Historically, oil and gas reserves definitions have included the term "reasonable certainty" when describing the standard of high confidence/low uncertainty for a conservative estimate of future recovery from an accumulation. In 2008, the U.S. Securities and Exchange Commission (SEC), one source for such definitions and regulations, changed its rules on oil and gas reserves, and moved from a more rules-based approach to a more principles-based approach. While the SEC regulations both before and after this change incorporated the term "reasonable certainty", the philosophical change from rules-based to principles-based regulation puts more responsibility on the reserves evaluator to understand the uncertainties in the reserves estimation and to "get it right".

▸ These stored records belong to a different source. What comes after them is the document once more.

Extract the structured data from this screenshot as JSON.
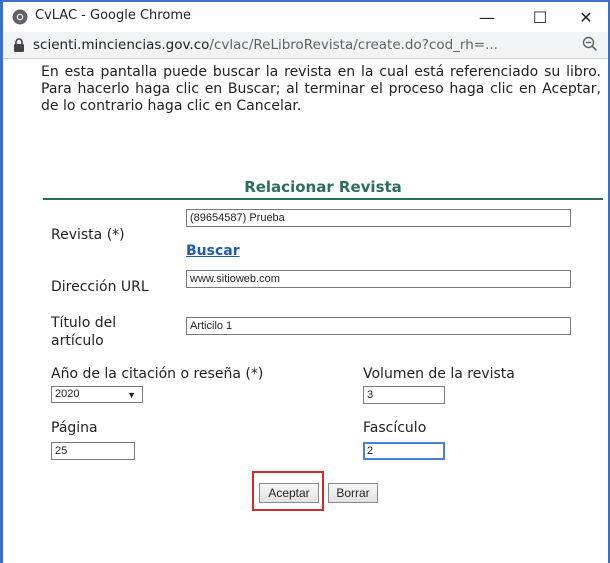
{
  "window": {
    "title": "CvLAC - Google Chrome",
    "minimize_glyph": "—",
    "maximize_glyph": "☐",
    "close_glyph": "✕"
  },
  "address_bar": {
    "host": "scienti.minciencias.gov.co",
    "path": "/cvlac/ReLibroRevista/create.do?cod_rh=..."
  },
  "intro_text": "En esta pantalla puede buscar la revista en la cual está referenciado su libro. Para hacerlo haga clic en Buscar; al terminar el proceso haga clic en Aceptar, de lo contrario haga clic en Cancelar.",
  "form": {
    "section_title": "Relacionar Revista",
    "revista_label": "Revista (*)",
    "revista_value": "(89654587) Prueba",
    "buscar_link": "Buscar",
    "url_label": "Dirección URL",
    "url_value": "www.sitioweb.com",
    "titulo_label_line1": "Título del",
    "titulo_label_line2": "artículo",
    "titulo_value": "Articilo 1",
    "anio_label": "Año de la citación o reseña (*)",
    "anio_value": "2020",
    "volumen_label": "Volumen de la revista",
    "volumen_value": "3",
    "pagina_label": "Página",
    "pagina_value": "25",
    "fasciculo_label": "Fascículo",
    "fasciculo_value": "2",
    "aceptar_label": "Aceptar",
    "borrar_label": "Borrar"
  },
  "colors": {
    "window_border": "#3d6fc7",
    "section_title": "#2f6d5f",
    "link": "#1f5bb5",
    "highlight": "#d9262a"
  }
}
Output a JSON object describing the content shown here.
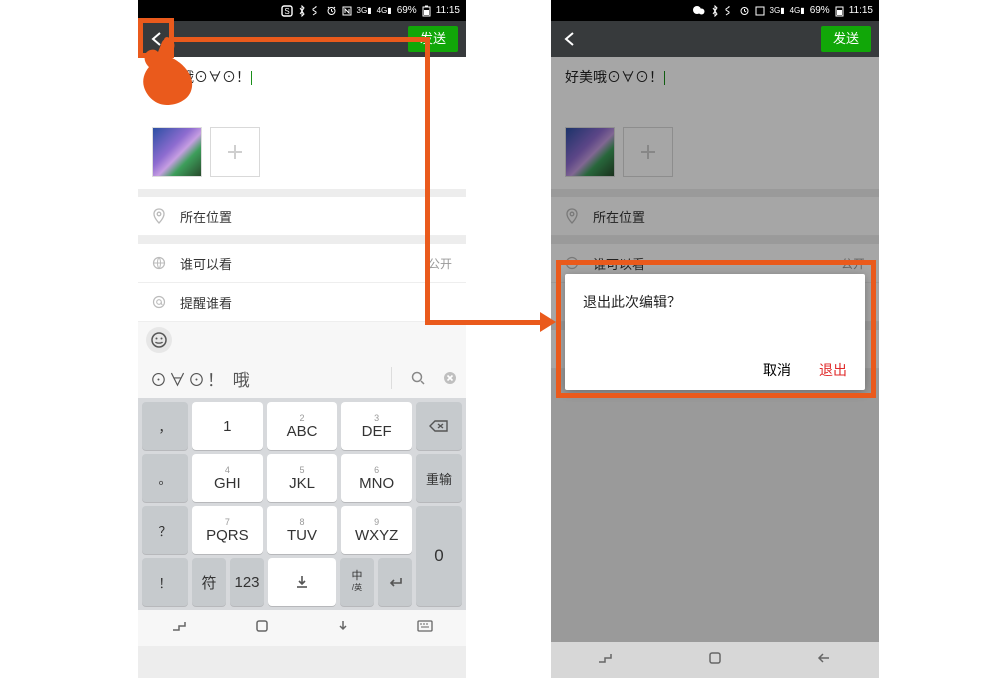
{
  "status": {
    "battery": "69%",
    "time": "11:15"
  },
  "appbar": {
    "send": "发送"
  },
  "compose": {
    "text": "好美哦⊙∀⊙！"
  },
  "list": {
    "location": "所在位置",
    "visibility": "谁可以看",
    "visibility_value": "公开",
    "mention": "提醒谁看"
  },
  "keyboard": {
    "candidate": "⊙∀⊙！ 哦",
    "keys": {
      "r1": [
        "1",
        "ABC",
        "DEF"
      ],
      "r1sup": [
        "",
        "2",
        "3"
      ],
      "r2": [
        "GHI",
        "JKL",
        "MNO"
      ],
      "r2sup": [
        "4",
        "5",
        "6"
      ],
      "r3": [
        "PQRS",
        "TUV",
        "WXYZ"
      ],
      "r3sup": [
        "7",
        "8",
        "9"
      ],
      "left": [
        "，",
        "。",
        "？",
        "！"
      ],
      "reinput": "重输",
      "zero": "0",
      "sym": "符",
      "num": "123",
      "lang1": "中",
      "lang2": "英"
    }
  },
  "dialog": {
    "title": "退出此次编辑？",
    "cancel": "取消",
    "exit": "退出"
  }
}
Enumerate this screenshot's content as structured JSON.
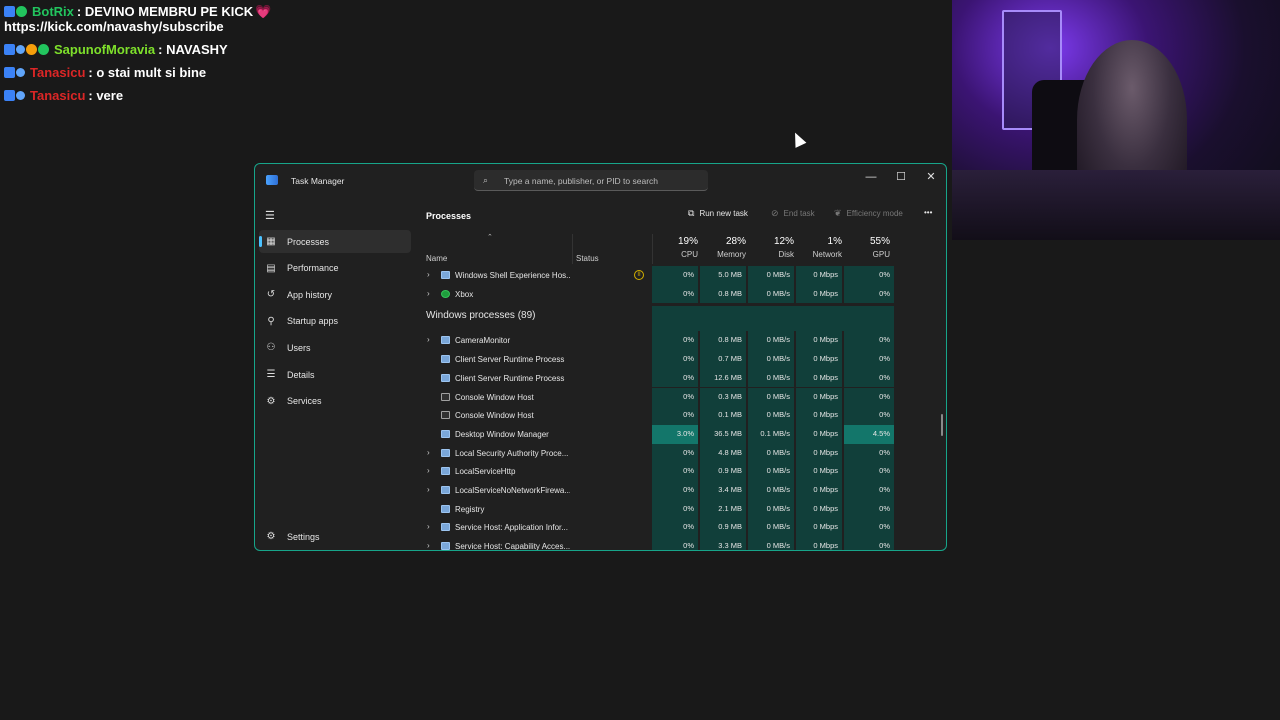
{
  "chat": [
    {
      "user": "BotRix",
      "user_color": "#22c55e",
      "message": ": DEVINO MEMBRU PE KICK",
      "badges": [
        "b1",
        "b2"
      ],
      "heart": "💗"
    },
    {
      "continuation": "https://kick.com/navashy/subscribe"
    },
    {
      "user": "SapunofMoravia",
      "user_color": "#7ee02b",
      "message": ": NAVASHY",
      "badges": [
        "b1",
        "b3",
        "b4",
        "b2"
      ]
    },
    {
      "user": "Tanasicu",
      "user_color": "#dc2626",
      "message": ": o stai mult si bine",
      "badges": [
        "b1",
        "b3"
      ]
    },
    {
      "user": "Tanasicu",
      "user_color": "#dc2626",
      "message": ": vere",
      "badges": [
        "b1",
        "b3"
      ]
    }
  ],
  "window": {
    "title": "Task Manager",
    "search_placeholder": "Type a name, publisher, or PID to search",
    "minimize": "—",
    "maximize": "☐",
    "close": "✕"
  },
  "sidebar": {
    "items": [
      {
        "label": "Processes",
        "icon": "grid-icon",
        "glyph": "▦"
      },
      {
        "label": "Performance",
        "icon": "performance-icon",
        "glyph": "▤"
      },
      {
        "label": "App history",
        "icon": "history-icon",
        "glyph": "↺"
      },
      {
        "label": "Startup apps",
        "icon": "startup-icon",
        "glyph": "⚲"
      },
      {
        "label": "Users",
        "icon": "users-icon",
        "glyph": "⚇"
      },
      {
        "label": "Details",
        "icon": "details-icon",
        "glyph": "☰"
      },
      {
        "label": "Services",
        "icon": "services-icon",
        "glyph": "⚙"
      }
    ],
    "settings": {
      "label": "Settings",
      "glyph": "⚙"
    }
  },
  "toolbar": {
    "title": "Processes",
    "run_new_task": "Run new task",
    "end_task": "End task",
    "efficiency_mode": "Efficiency mode",
    "more": "•••"
  },
  "columns": {
    "name": "Name",
    "status": "Status",
    "cpu": {
      "pct": "19%",
      "label": "CPU"
    },
    "memory": {
      "pct": "28%",
      "label": "Memory"
    },
    "disk": {
      "pct": "12%",
      "label": "Disk"
    },
    "network": {
      "pct": "1%",
      "label": "Network"
    },
    "gpu": {
      "pct": "55%",
      "label": "GPU"
    }
  },
  "rows_top": [
    {
      "name": "Windows Shell Experience Hos...",
      "expand": true,
      "icon": "app",
      "status": "paused",
      "cpu": "0%",
      "memory": "5.0 MB",
      "disk": "0 MB/s",
      "network": "0 Mbps",
      "gpu": "0%"
    },
    {
      "name": "Xbox",
      "expand": true,
      "icon": "xbox",
      "status": "",
      "cpu": "0%",
      "memory": "0.8 MB",
      "disk": "0 MB/s",
      "network": "0 Mbps",
      "gpu": "0%"
    }
  ],
  "group": {
    "title": "Windows processes (89)"
  },
  "rows": [
    {
      "name": "CameraMonitor",
      "expand": true,
      "icon": "app",
      "cpu": "0%",
      "memory": "0.8 MB",
      "disk": "0 MB/s",
      "network": "0 Mbps",
      "gpu": "0%"
    },
    {
      "name": "Client Server Runtime Process",
      "expand": false,
      "icon": "app",
      "cpu": "0%",
      "memory": "0.7 MB",
      "disk": "0 MB/s",
      "network": "0 Mbps",
      "gpu": "0%"
    },
    {
      "name": "Client Server Runtime Process",
      "expand": false,
      "icon": "app",
      "cpu": "0%",
      "memory": "12.6 MB",
      "disk": "0 MB/s",
      "network": "0 Mbps",
      "gpu": "0%"
    },
    {
      "name": "Console Window Host",
      "expand": false,
      "icon": "console",
      "cpu": "0%",
      "memory": "0.3 MB",
      "disk": "0 MB/s",
      "network": "0 Mbps",
      "gpu": "0%"
    },
    {
      "name": "Console Window Host",
      "expand": false,
      "icon": "console",
      "cpu": "0%",
      "memory": "0.1 MB",
      "disk": "0 MB/s",
      "network": "0 Mbps",
      "gpu": "0%"
    },
    {
      "name": "Desktop Window Manager",
      "expand": false,
      "icon": "app",
      "cpu": "3.0%",
      "memory": "36.5 MB",
      "disk": "0.1 MB/s",
      "network": "0 Mbps",
      "gpu": "4.5%",
      "hot": true
    },
    {
      "name": "Local Security Authority Proce...",
      "expand": true,
      "icon": "app",
      "cpu": "0%",
      "memory": "4.8 MB",
      "disk": "0 MB/s",
      "network": "0 Mbps",
      "gpu": "0%"
    },
    {
      "name": "LocalServiceHttp",
      "expand": true,
      "icon": "app",
      "cpu": "0%",
      "memory": "0.9 MB",
      "disk": "0 MB/s",
      "network": "0 Mbps",
      "gpu": "0%"
    },
    {
      "name": "LocalServiceNoNetworkFirewa...",
      "expand": true,
      "icon": "app",
      "cpu": "0%",
      "memory": "3.4 MB",
      "disk": "0 MB/s",
      "network": "0 Mbps",
      "gpu": "0%"
    },
    {
      "name": "Registry",
      "expand": false,
      "icon": "app",
      "cpu": "0%",
      "memory": "2.1 MB",
      "disk": "0 MB/s",
      "network": "0 Mbps",
      "gpu": "0%"
    },
    {
      "name": "Service Host: Application Infor...",
      "expand": true,
      "icon": "app",
      "cpu": "0%",
      "memory": "0.9 MB",
      "disk": "0 MB/s",
      "network": "0 Mbps",
      "gpu": "0%"
    },
    {
      "name": "Service Host: Capability Acces...",
      "expand": true,
      "icon": "app",
      "cpu": "0%",
      "memory": "3.3 MB",
      "disk": "0 MB/s",
      "network": "0 Mbps",
      "gpu": "0%"
    }
  ]
}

This paper examines the stated definition of reasonable certainty as well as the effective definition based on how the regulations were interpreted under the prior rules-based system. Examples of prior methods of regulatory controls, under a rules-based system, that no longer fit under a principles-based system are noted. The paper then examines the current definition. The overprint of a principles-based regulatory system must be considered to understand how such an approach will impact the effective definition under the current rules. The insights from the financial and legal communities are examined for their learnings where other forms of regulations underwent this same philosophical change. This examination describes how rules-based systems are more "input control" focused, while principles-based systems focus more on "outcomes".
Next the paper suggests how the reserves evaluator should apply this understanding of the new principles-based rules. The evaluator is now more responsible to understand the range of uncertainty in reserves estimates and to ensure that the outcome (the proved reserves estimate) satisfies the regulations. Also the paper discusses key tests to demonstrate that the correct outcome, a reasonably certain volume, has been achieved. After 30 years of well-established practices, the responsible reserves evaluator has examined changes as they evolved in then-current regulation text. Now the evaluator needs to additionally consider changes based on the implications of principles-based regulations.